WORK TASK
In your copy of the entries below, keep every word exactly and leave out all images.
RECORDS SUPPLIED section start
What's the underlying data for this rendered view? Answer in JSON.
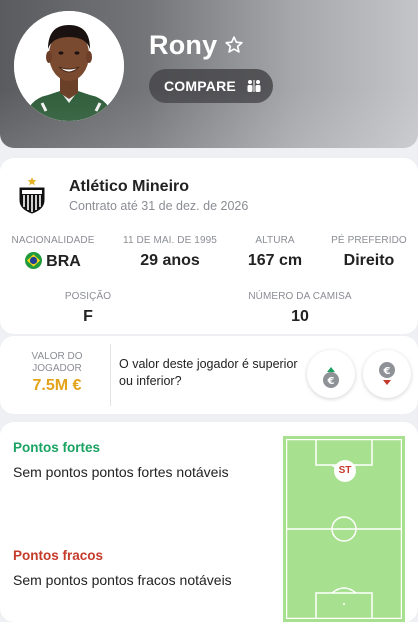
{
  "player": {
    "name": "Rony",
    "compare_label": "COMPARE"
  },
  "club": {
    "name": "Atlético Mineiro",
    "contract": "Contrato até 31 de dez. de 2026"
  },
  "details": {
    "nationality": {
      "label": "NACIONALIDADE",
      "value": "BRA"
    },
    "birth": {
      "label": "11 DE MAI. DE 1995",
      "value": "29 anos"
    },
    "height": {
      "label": "ALTURA",
      "value": "167 cm"
    },
    "foot": {
      "label": "PÉ PREFERIDO",
      "value": "Direito"
    },
    "position": {
      "label": "POSIÇÃO",
      "value": "F"
    },
    "shirt": {
      "label": "NÚMERO DA CAMISA",
      "value": "10"
    }
  },
  "market_value": {
    "label": "VALOR DO JOGADOR",
    "amount": "7.5M €",
    "question": "O valor deste jogador é superior ou inferior?",
    "currency_symbol": "€"
  },
  "traits": {
    "strengths_title": "Pontos fortes",
    "strengths_text": "Sem pontos pontos fortes notáveis",
    "weaknesses_title": "Pontos fracos",
    "weaknesses_text": "Sem pontos pontos fracos notáveis"
  },
  "pitch": {
    "position_marker": "ST"
  },
  "colors": {
    "value_gold": "#e3a21a",
    "strength_green": "#1aa262",
    "weakness_red": "#c53a2b",
    "pitch_green": "#a7e08e"
  },
  "icons": {
    "favorite": "star-outline-icon",
    "compare": "compare-icon",
    "nationality": "brazil-flag-icon",
    "vote_up": "euro-up-icon",
    "vote_down": "euro-down-icon"
  }
}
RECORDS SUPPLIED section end
EXERCISE ANSWER
What's the underlying data for this rendered view? Answer in JSON.
{
  "player": {
    "name": "Rony",
    "compare_label": "COMPARE"
  },
  "club": {
    "name": "Atlético Mineiro",
    "contract": "Contrato até 31 de dez. de 2026"
  },
  "details": {
    "nationality": {
      "label": "NACIONALIDADE",
      "value": "BRA"
    },
    "birth": {
      "label": "11 DE MAI. DE 1995",
      "value": "29 anos"
    },
    "height": {
      "label": "ALTURA",
      "value": "167 cm"
    },
    "foot": {
      "label": "PÉ PREFERIDO",
      "value": "Direito"
    },
    "position": {
      "label": "POSIÇÃO",
      "value": "F"
    },
    "shirt": {
      "label": "NÚMERO DA CAMISA",
      "value": "10"
    }
  },
  "market_value": {
    "label": "VALOR DO JOGADOR",
    "amount": "7.5M €",
    "question": "O valor deste jogador é superior ou inferior?",
    "currency_symbol": "€"
  },
  "traits": {
    "strengths_title": "Pontos fortes",
    "strengths_text": "Sem pontos pontos fortes notáveis",
    "weaknesses_title": "Pontos fracos",
    "weaknesses_text": "Sem pontos pontos fracos notáveis"
  },
  "pitch": {
    "position_marker": "ST"
  },
  "colors": {
    "value_gold": "#e3a21a",
    "strength_green": "#1aa262",
    "weakness_red": "#c53a2b",
    "pitch_green": "#a7e08e"
  },
  "icons": {
    "favorite": "star-outline-icon",
    "compare": "compare-icon",
    "nationality": "brazil-flag-icon",
    "vote_up": "euro-up-icon",
    "vote_down": "euro-down-icon"
  }
}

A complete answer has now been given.